In the bad old days Playboy magazine-along with the CIA, Hollywood and rock ‘n roll-was a cherished target of Soviet propaganda. It was depicted as the ultimate embodiment of western decadence-which is why it became by far the most desirable printed item in the Soviet Union, the definitive forbidden fruit on paper, much juicier than any political samizdat. Twenty five years ago, thanks to my “golden youth” connections, I was among the lucky few who had not only heard or read about Playboy, but had actually seen a copy. I enjoyed every bit of it.

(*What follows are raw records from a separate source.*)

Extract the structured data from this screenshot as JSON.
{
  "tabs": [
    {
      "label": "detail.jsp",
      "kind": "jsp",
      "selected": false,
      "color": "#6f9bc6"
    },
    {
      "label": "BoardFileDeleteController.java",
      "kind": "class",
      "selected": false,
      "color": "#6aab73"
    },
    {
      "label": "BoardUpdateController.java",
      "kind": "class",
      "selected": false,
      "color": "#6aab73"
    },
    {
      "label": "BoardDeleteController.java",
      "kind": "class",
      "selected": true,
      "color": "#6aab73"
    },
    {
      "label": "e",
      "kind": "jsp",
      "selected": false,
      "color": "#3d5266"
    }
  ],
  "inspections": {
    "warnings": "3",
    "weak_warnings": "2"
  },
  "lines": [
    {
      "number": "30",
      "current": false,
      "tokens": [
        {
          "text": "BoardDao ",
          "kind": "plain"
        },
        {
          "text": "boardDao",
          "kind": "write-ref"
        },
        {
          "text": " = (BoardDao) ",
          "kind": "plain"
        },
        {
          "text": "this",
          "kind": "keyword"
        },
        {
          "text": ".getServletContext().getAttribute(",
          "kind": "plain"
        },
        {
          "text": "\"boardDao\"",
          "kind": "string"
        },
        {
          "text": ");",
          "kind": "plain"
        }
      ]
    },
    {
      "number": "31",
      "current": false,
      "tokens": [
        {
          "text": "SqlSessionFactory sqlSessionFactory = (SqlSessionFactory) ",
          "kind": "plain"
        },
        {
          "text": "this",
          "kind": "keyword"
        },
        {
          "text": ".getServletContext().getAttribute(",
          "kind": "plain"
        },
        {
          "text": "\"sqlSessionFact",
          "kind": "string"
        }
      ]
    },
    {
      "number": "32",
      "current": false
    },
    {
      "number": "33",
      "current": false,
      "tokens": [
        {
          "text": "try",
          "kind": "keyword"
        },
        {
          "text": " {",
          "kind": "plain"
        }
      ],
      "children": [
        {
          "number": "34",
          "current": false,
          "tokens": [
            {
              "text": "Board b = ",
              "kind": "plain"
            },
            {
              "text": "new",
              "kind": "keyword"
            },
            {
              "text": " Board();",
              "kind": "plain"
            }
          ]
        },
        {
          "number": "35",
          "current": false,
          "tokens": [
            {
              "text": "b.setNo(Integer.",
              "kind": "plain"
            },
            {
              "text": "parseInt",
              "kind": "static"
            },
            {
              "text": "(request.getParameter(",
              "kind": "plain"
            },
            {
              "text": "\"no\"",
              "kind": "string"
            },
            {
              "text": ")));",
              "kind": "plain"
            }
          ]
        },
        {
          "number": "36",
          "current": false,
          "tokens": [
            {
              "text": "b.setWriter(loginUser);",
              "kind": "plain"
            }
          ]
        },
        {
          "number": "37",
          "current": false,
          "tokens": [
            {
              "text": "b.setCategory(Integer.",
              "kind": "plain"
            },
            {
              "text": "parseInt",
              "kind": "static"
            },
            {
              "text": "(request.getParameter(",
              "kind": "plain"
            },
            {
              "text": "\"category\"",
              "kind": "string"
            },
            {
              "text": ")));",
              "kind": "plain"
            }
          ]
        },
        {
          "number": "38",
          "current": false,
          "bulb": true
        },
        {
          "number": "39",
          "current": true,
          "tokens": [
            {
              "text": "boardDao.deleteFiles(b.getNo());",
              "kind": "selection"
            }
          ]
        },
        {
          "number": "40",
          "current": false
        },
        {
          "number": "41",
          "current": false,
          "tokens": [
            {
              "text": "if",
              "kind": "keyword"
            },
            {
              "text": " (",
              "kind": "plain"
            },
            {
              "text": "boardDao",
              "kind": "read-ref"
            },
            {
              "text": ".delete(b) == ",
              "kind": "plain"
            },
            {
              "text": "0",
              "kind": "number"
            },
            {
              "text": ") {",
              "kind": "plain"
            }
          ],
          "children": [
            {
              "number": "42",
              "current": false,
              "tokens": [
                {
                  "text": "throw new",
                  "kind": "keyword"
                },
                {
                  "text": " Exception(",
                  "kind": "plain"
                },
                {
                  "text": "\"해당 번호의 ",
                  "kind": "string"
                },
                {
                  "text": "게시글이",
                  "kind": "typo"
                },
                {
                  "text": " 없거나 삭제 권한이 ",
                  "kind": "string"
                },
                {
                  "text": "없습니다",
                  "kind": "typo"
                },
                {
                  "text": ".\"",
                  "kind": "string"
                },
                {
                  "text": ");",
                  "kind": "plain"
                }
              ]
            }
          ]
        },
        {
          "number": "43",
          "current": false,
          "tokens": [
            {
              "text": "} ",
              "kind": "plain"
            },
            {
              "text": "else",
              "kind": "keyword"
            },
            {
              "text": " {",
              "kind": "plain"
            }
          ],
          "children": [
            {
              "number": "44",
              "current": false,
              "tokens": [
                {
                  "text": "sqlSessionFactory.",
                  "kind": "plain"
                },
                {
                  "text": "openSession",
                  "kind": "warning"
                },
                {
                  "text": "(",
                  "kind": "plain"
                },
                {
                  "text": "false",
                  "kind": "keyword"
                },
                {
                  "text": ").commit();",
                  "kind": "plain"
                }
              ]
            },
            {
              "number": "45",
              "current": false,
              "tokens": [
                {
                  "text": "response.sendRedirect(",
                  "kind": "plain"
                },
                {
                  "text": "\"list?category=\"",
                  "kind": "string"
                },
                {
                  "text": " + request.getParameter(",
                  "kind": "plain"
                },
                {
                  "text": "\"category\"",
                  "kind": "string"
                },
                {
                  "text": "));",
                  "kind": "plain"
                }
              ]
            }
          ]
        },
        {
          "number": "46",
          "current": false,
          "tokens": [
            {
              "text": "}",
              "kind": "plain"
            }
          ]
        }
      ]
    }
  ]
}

In November 1994, when Derk Sauer, publishing supremo of Independent Media, suggested that I become the editor-in-chief of a new, Russian Playboy, these fond memories and the chance to work inside the legend led me to accept at once. Shortly afterwards I found myself with a small staff and a deadline.
Independent Media is unusual among the few big magazine publishing groups in Russia. It started out as neither a nomenclatura-privatised old communist venture, nor as a money-laundering mafia enterprise. In fact, there is no Russian money in it: it was a Dutch investment group which launched the company’s first publishing project, the Moscow Times, in 1992. Following the success of this daily English-language newspaper, Independent Media joined with Hearst publishing to launch the Russian edition of Cosmopolitan a year later. It was a phenomenal success: the print run rose from 60,000 copies for the first issue to nearly half a million in 1995. The story of the Cosmo triumph reached the US, where Playboy Enterprises had been looking for a Russian partner. Despite several offers made by assorted Russians, it chose Independent Media.
Unlike in the US, Playboy in Russia wasn’t a pioneer in the men’s magazine market. The first was Andrey (still struggling, with about one issue a year and a tiny print-run); then came Penthouse. Luckily for us, they had gone into business with some dodgy partners. Despite initial interest in the project this quickly drove the magazine downmarket-and into bankruptcy in 1995. Penthouse was poor quality and slobbishly sexist, it did not attract advertisers and cost too much for the average working-class punter, let alone a masturbating school kid. What this type of client?le can afford, and buy in frightening quantities, is a publication called SPID-Info (Aids-Info). It was launched in the early 1990s as an anti-Aids news bulletin, but…